GIVEN INFORMATION >>
-*-*-

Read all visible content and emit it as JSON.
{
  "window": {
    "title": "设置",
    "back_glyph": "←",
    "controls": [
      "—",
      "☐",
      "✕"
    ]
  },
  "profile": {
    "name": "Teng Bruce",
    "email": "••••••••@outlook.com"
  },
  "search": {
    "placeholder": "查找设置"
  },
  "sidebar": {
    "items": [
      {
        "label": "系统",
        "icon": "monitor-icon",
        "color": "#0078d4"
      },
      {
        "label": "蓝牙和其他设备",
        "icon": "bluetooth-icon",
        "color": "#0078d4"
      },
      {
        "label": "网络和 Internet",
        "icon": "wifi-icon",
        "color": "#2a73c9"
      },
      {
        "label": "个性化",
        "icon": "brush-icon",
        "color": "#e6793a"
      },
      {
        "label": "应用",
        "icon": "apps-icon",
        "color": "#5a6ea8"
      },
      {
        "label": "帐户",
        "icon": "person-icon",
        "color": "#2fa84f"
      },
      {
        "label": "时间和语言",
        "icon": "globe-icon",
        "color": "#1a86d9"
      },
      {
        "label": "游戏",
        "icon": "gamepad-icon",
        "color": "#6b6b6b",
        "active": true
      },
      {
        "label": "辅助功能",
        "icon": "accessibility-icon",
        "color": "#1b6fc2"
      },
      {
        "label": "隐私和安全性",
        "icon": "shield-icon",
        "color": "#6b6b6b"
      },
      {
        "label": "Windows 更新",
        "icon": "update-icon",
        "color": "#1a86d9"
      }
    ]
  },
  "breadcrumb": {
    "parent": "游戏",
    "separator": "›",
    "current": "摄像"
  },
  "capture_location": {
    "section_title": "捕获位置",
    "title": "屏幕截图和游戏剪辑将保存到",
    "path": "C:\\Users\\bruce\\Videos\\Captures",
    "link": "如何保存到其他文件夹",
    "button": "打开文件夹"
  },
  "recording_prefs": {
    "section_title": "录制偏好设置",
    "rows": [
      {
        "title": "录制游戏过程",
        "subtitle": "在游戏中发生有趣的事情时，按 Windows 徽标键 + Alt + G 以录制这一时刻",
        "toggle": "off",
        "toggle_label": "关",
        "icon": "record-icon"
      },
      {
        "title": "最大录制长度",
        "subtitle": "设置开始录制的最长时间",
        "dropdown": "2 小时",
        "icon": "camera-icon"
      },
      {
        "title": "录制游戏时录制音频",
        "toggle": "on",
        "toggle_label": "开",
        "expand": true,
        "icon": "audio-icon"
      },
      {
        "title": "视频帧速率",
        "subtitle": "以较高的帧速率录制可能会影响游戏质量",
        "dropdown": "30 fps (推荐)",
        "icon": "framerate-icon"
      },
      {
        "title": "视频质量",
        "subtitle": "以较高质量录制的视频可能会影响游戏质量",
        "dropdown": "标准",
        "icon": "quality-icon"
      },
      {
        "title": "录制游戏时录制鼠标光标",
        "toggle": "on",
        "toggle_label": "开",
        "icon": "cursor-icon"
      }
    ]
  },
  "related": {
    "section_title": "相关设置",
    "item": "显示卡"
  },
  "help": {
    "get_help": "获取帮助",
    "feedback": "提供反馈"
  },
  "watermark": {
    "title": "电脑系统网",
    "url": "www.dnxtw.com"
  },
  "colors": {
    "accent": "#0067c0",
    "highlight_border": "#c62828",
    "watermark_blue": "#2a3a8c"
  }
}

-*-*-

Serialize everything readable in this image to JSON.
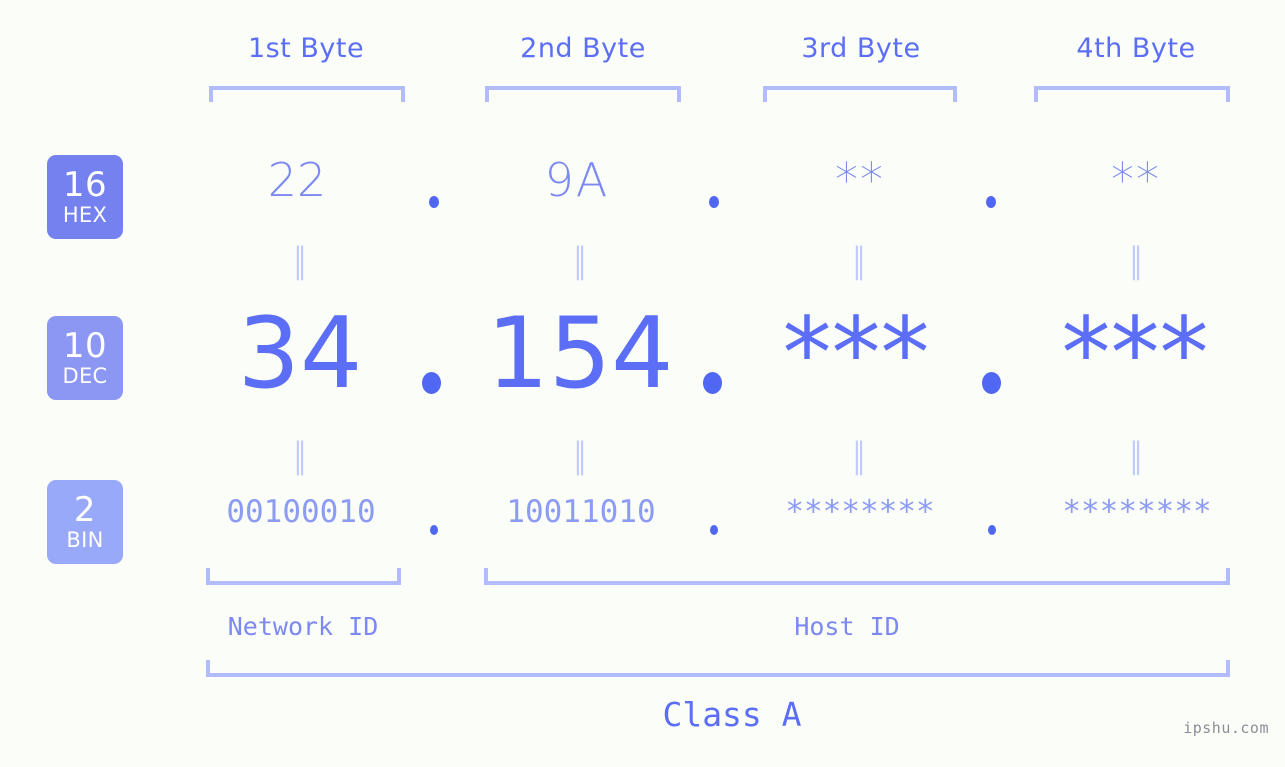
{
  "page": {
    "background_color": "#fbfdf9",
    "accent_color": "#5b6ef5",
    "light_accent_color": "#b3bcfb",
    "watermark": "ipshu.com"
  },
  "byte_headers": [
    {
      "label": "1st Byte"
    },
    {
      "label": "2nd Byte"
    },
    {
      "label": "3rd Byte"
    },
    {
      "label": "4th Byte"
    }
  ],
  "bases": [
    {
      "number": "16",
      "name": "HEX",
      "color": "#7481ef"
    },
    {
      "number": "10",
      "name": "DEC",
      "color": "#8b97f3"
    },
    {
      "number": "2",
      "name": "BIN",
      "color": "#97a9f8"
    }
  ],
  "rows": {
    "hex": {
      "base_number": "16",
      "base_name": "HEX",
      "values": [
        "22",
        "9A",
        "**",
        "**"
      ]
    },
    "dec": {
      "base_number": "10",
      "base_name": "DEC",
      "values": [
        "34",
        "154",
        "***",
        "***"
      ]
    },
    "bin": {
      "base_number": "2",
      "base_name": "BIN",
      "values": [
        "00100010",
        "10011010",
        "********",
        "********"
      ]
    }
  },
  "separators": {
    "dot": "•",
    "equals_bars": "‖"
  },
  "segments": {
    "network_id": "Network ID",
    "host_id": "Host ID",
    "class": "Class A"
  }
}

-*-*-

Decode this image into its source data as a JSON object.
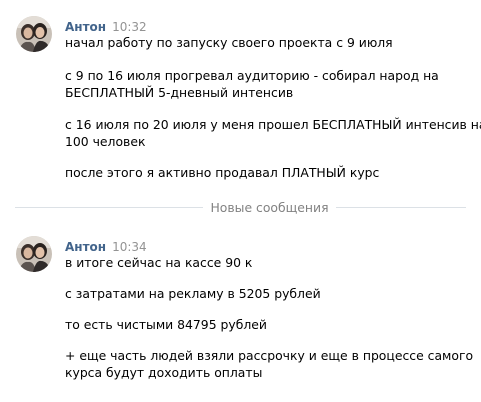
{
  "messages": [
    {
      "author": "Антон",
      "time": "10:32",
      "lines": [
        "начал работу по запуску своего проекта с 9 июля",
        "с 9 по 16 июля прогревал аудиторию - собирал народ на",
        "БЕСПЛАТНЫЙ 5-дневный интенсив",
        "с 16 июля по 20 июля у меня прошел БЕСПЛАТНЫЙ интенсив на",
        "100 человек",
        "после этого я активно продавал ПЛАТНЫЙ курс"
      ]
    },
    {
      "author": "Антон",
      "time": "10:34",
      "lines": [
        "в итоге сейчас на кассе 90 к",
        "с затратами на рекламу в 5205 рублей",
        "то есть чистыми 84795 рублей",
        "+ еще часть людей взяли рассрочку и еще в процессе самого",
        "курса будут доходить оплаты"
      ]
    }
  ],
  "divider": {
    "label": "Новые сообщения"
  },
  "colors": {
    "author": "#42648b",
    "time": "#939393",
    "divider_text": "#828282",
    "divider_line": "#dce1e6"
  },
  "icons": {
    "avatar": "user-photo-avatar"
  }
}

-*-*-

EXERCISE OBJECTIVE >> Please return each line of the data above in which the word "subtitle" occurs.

RESPONSE TO THIS TASK >>
        "subtitle": "在游戏中发生有趣的事情时，按 Windows 徽标键 + Alt + G 以录制这一时刻",
        "subtitle": "设置开始录制的最长时间",
        "subtitle": "以较高的帧速率录制可能会影响游戏质量",
        "subtitle": "以较高质量录制的视频可能会影响游戏质量",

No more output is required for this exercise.